● **What needs to be done**
Word for word, copy the records that follow.

=== Records to use ===

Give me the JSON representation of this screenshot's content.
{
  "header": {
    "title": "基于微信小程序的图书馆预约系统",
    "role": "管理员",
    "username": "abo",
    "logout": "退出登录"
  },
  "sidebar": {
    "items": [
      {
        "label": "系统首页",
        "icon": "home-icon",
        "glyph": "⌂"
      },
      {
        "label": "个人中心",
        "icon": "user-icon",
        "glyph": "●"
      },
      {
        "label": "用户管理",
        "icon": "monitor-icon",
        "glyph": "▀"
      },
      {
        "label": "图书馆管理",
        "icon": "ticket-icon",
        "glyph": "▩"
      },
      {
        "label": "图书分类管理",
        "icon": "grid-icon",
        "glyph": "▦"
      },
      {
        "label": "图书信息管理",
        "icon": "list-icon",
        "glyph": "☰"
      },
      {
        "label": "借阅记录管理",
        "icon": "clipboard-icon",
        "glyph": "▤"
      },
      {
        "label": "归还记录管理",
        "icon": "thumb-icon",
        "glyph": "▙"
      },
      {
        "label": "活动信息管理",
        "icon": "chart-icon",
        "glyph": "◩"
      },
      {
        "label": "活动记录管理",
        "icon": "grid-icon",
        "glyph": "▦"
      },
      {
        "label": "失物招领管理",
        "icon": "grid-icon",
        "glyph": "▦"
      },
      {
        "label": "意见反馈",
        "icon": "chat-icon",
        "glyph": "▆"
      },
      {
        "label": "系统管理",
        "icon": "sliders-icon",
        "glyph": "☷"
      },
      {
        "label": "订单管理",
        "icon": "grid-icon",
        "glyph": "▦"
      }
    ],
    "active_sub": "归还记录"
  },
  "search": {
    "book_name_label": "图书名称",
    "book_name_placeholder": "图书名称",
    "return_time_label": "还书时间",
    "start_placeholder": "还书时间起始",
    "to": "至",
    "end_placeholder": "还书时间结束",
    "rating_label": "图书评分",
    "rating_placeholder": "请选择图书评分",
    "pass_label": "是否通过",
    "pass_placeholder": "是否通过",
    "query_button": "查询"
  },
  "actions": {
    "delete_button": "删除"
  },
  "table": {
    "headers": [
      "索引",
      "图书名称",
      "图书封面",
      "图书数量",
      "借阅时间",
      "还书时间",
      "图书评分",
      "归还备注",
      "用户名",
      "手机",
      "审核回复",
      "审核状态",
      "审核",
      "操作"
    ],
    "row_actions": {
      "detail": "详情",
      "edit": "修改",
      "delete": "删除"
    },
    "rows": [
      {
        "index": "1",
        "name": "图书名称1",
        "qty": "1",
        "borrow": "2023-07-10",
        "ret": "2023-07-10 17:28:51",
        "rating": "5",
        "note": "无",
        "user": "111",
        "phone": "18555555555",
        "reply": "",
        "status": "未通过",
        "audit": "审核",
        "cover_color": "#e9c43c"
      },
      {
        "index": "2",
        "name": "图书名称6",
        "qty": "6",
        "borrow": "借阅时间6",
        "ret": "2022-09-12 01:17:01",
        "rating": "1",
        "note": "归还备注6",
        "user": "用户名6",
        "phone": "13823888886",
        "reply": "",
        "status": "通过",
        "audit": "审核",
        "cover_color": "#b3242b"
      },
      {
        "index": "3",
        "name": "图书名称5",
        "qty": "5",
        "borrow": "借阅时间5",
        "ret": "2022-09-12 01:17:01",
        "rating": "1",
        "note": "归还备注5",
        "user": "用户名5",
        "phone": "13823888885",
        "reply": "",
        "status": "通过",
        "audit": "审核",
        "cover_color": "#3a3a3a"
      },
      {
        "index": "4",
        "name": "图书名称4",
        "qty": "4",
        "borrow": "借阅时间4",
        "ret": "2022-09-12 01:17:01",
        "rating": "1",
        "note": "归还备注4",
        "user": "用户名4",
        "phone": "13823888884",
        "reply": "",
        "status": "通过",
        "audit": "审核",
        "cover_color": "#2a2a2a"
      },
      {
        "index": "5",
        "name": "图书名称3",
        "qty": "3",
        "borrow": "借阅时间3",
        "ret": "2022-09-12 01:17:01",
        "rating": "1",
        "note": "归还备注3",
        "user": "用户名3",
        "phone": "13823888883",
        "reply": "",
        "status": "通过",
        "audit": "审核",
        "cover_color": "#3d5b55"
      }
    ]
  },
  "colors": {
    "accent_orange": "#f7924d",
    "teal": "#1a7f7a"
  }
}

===

● **Response for this exercise**
Give me the JSON representation of this screenshot's content.
{
  "header": {
    "title": "基于微信小程序的图书馆预约系统",
    "role": "管理员",
    "username": "abo",
    "logout": "退出登录"
  },
  "sidebar": {
    "items": [
      {
        "label": "系统首页",
        "icon": "home-icon",
        "glyph": "⌂"
      },
      {
        "label": "个人中心",
        "icon": "user-icon",
        "glyph": "●"
      },
      {
        "label": "用户管理",
        "icon": "monitor-icon",
        "glyph": "▀"
      },
      {
        "label": "图书馆管理",
        "icon": "ticket-icon",
        "glyph": "▩"
      },
      {
        "label": "图书分类管理",
        "icon": "grid-icon",
        "glyph": "▦"
      },
      {
        "label": "图书信息管理",
        "icon": "list-icon",
        "glyph": "☰"
      },
      {
        "label": "借阅记录管理",
        "icon": "clipboard-icon",
        "glyph": "▤"
      },
      {
        "label": "归还记录管理",
        "icon": "thumb-icon",
        "glyph": "▙"
      },
      {
        "label": "活动信息管理",
        "icon": "chart-icon",
        "glyph": "◩"
      },
      {
        "label": "活动记录管理",
        "icon": "grid-icon",
        "glyph": "▦"
      },
      {
        "label": "失物招领管理",
        "icon": "grid-icon",
        "glyph": "▦"
      },
      {
        "label": "意见反馈",
        "icon": "chat-icon",
        "glyph": "▆"
      },
      {
        "label": "系统管理",
        "icon": "sliders-icon",
        "glyph": "☷"
      },
      {
        "label": "订单管理",
        "icon": "grid-icon",
        "glyph": "▦"
      }
    ],
    "active_sub": "归还记录"
  },
  "search": {
    "book_name_label": "图书名称",
    "book_name_placeholder": "图书名称",
    "return_time_label": "还书时间",
    "start_placeholder": "还书时间起始",
    "to": "至",
    "end_placeholder": "还书时间结束",
    "rating_label": "图书评分",
    "rating_placeholder": "请选择图书评分",
    "pass_label": "是否通过",
    "pass_placeholder": "是否通过",
    "query_button": "查询"
  },
  "actions": {
    "delete_button": "删除"
  },
  "table": {
    "headers": [
      "索引",
      "图书名称",
      "图书封面",
      "图书数量",
      "借阅时间",
      "还书时间",
      "图书评分",
      "归还备注",
      "用户名",
      "手机",
      "审核回复",
      "审核状态",
      "审核",
      "操作"
    ],
    "row_actions": {
      "detail": "详情",
      "edit": "修改",
      "delete": "删除"
    },
    "rows": [
      {
        "index": "1",
        "name": "图书名称1",
        "qty": "1",
        "borrow": "2023-07-10",
        "ret": "2023-07-10 17:28:51",
        "rating": "5",
        "note": "无",
        "user": "111",
        "phone": "18555555555",
        "reply": "",
        "status": "未通过",
        "audit": "审核",
        "cover_color": "#e9c43c"
      },
      {
        "index": "2",
        "name": "图书名称6",
        "qty": "6",
        "borrow": "借阅时间6",
        "ret": "2022-09-12 01:17:01",
        "rating": "1",
        "note": "归还备注6",
        "user": "用户名6",
        "phone": "13823888886",
        "reply": "",
        "status": "通过",
        "audit": "审核",
        "cover_color": "#b3242b"
      },
      {
        "index": "3",
        "name": "图书名称5",
        "qty": "5",
        "borrow": "借阅时间5",
        "ret": "2022-09-12 01:17:01",
        "rating": "1",
        "note": "归还备注5",
        "user": "用户名5",
        "phone": "13823888885",
        "reply": "",
        "status": "通过",
        "audit": "审核",
        "cover_color": "#3a3a3a"
      },
      {
        "index": "4",
        "name": "图书名称4",
        "qty": "4",
        "borrow": "借阅时间4",
        "ret": "2022-09-12 01:17:01",
        "rating": "1",
        "note": "归还备注4",
        "user": "用户名4",
        "phone": "13823888884",
        "reply": "",
        "status": "通过",
        "audit": "审核",
        "cover_color": "#2a2a2a"
      },
      {
        "index": "5",
        "name": "图书名称3",
        "qty": "3",
        "borrow": "借阅时间3",
        "ret": "2022-09-12 01:17:01",
        "rating": "1",
        "note": "归还备注3",
        "user": "用户名3",
        "phone": "13823888883",
        "reply": "",
        "status": "通过",
        "audit": "审核",
        "cover_color": "#3d5b55"
      }
    ]
  },
  "colors": {
    "accent_orange": "#f7924d",
    "teal": "#1a7f7a"
  }
}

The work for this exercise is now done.